Satellite to ‘Flare’ Near North Star Tonight
There will be an extremely bright – albeit fleeting – new “star” in the sky tonight.
A satellite scheduled to pass near the North Star between 8:08 and 8:09 p.m. will reflect sunlight in a sudden burst, Honolulu Star-Advertiser science writer Jim Borg reported today.
The brief reflection will be courtesy of three broad antennae on the Iridium 64 satellite.
Viewing, of course, will be dependent on weather conditions.
Unfortunately, the National Weather Service is predicting mostly cloudy conditions tonight on the windward side of the Big Island, although a mostly clear night is forecast for leeward sections.
To find the North Star, also known as Polaris, first find the Big Dipper, which will be in the northern half of the sky.
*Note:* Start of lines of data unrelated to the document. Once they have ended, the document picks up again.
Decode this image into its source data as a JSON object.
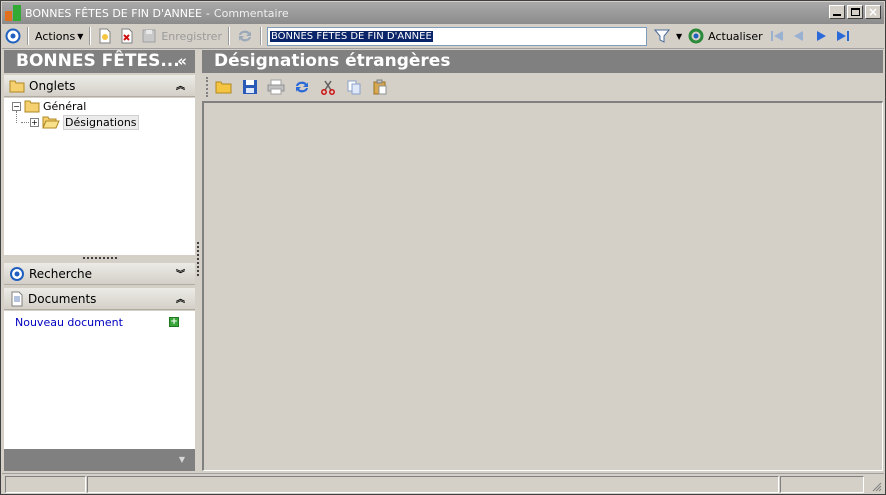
{
  "window": {
    "title": "BONNES FÊTES DE FIN D'ANNEE",
    "title_sep": "-",
    "subtitle": "Commentaire"
  },
  "toolbar": {
    "actions_label": "Actions",
    "save_label": "Enregistrer",
    "title_value": "BONNES FÊTES DE FIN D'ANNEE",
    "refresh_label": "Actualiser"
  },
  "left_panel": {
    "header": "BONNES FÊTES...",
    "collapse_glyph": "«",
    "tabs_section": "Onglets",
    "tree": {
      "root": "Général",
      "child": "Désignations"
    },
    "search_section": "Recherche",
    "documents_section": "Documents",
    "new_document": "Nouveau document"
  },
  "right_panel": {
    "header": "Désignations étrangères"
  },
  "colors": {
    "header_bg": "#808080",
    "selection_bg": "#0a246a",
    "link": "#0000c0",
    "accent_green": "#3aa53a"
  }
}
A line formed from the two stars at the edge of constellation’s cup (from its bottom to its top) will point to Polaris, which is the star at the end of the handle of the Little Dipper.
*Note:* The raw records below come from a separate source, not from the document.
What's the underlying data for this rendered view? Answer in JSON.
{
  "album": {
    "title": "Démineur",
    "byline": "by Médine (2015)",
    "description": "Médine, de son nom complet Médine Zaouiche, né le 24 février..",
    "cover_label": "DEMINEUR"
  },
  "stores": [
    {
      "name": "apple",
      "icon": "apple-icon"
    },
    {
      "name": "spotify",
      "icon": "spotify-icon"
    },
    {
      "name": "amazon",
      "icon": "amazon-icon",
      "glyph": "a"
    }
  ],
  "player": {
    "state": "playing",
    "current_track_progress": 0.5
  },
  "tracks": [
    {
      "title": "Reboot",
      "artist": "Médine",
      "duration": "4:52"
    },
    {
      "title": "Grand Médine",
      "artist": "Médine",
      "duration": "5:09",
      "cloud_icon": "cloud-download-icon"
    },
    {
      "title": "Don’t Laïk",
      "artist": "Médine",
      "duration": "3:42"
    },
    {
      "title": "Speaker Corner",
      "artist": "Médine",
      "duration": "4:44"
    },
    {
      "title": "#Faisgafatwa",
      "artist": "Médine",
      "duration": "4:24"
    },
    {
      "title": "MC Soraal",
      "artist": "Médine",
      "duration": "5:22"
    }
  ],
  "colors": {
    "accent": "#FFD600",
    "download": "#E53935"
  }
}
Polaris will be fairly low in the sky, about 21 degrees above the horizon.
The flaring satellite isn’t the only celestial event this month.
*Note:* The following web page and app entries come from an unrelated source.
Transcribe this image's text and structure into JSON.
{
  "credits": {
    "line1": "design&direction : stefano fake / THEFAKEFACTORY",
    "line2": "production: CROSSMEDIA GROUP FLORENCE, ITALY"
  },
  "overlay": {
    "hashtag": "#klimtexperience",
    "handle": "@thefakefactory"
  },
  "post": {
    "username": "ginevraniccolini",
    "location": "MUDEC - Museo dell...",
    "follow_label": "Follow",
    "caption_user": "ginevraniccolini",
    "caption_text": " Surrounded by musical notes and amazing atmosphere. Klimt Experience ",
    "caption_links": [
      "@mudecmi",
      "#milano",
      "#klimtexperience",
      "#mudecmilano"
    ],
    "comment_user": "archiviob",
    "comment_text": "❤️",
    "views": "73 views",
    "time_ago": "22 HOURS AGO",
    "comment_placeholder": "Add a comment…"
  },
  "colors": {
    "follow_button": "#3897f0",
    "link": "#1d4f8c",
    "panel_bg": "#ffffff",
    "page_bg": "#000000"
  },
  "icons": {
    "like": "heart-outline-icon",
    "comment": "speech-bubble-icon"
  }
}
The Lyrid meteor shower peaks on Sunday night.
However, the area of the sky from which the Lyrids originate, the constellation Lyra the Harp with the bright star Vega, won’t be appearing in Hawaii’s sky until next month, when it will be found at its northeast edge.
It is not known whether Lyrids’ meteors will radiate far enough to the west to be visible here.
Also, viewing this year will be hampered everywhere by a nearly full moon, which will drown out faint meteors and reduce the brightness of stronger ones.